I appreciate all of the responses in this thread. They have led me to one conclusion. Tone is a purely subjective thing. What sounds good to one person may not to the next. Let your own ears be the judge and play an instrument YOU like, and to hell with what anyone else thinks.
BRW instruments may be more desirable from a collectible and investment stand-point as BRW becomes more and more scarce, but as I am a player more so than an investor, playability and tone (or at least pleasing tone to my ears) are the bottom line for me.
The collectibles that I have (well only 1 really, a 1950 D-28) gives me enormous pleasure to play, and as an added bonus it will hold it's value and increase in time from what I paid for it, and in the end will be a nice legacy instrument to pass on to other generations in my immediate family.

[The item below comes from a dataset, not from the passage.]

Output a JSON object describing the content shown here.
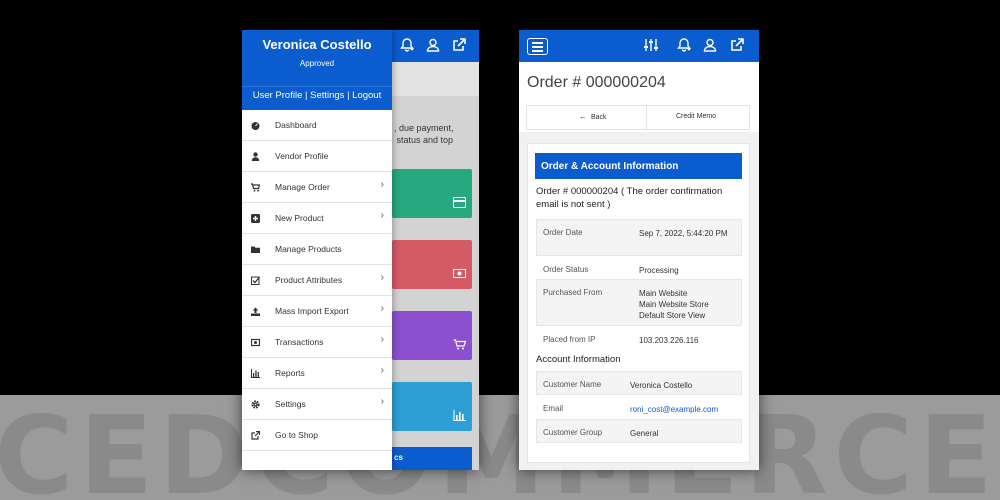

I always wanted an older Martin dreadnaught, partly for the mystique, partly for the historical value, partly for the BRW, and for it's tone, playability, character and soul. But it took a long long time, and a lot of playing on various older ones, till I hit paydirt and found one with the qualities I just described. They are not all created equal, even the old ones. You have to be lucky, and in the right place at the right time, and have the coinage to back it up. Not easy factors to have come together all at the same time......so I feel I was meant to have this instrument. I have played newer Martins that were bassier (thanks to scalloped rather than the straight braced versions from 1946-1976) and had great tone, but where the ''magic'' seems to be in this old beat-up 28, is the responsiveness. You literally just tickle it softly, and in an empty room, it fills the room. Hard to find that in a newer instrument.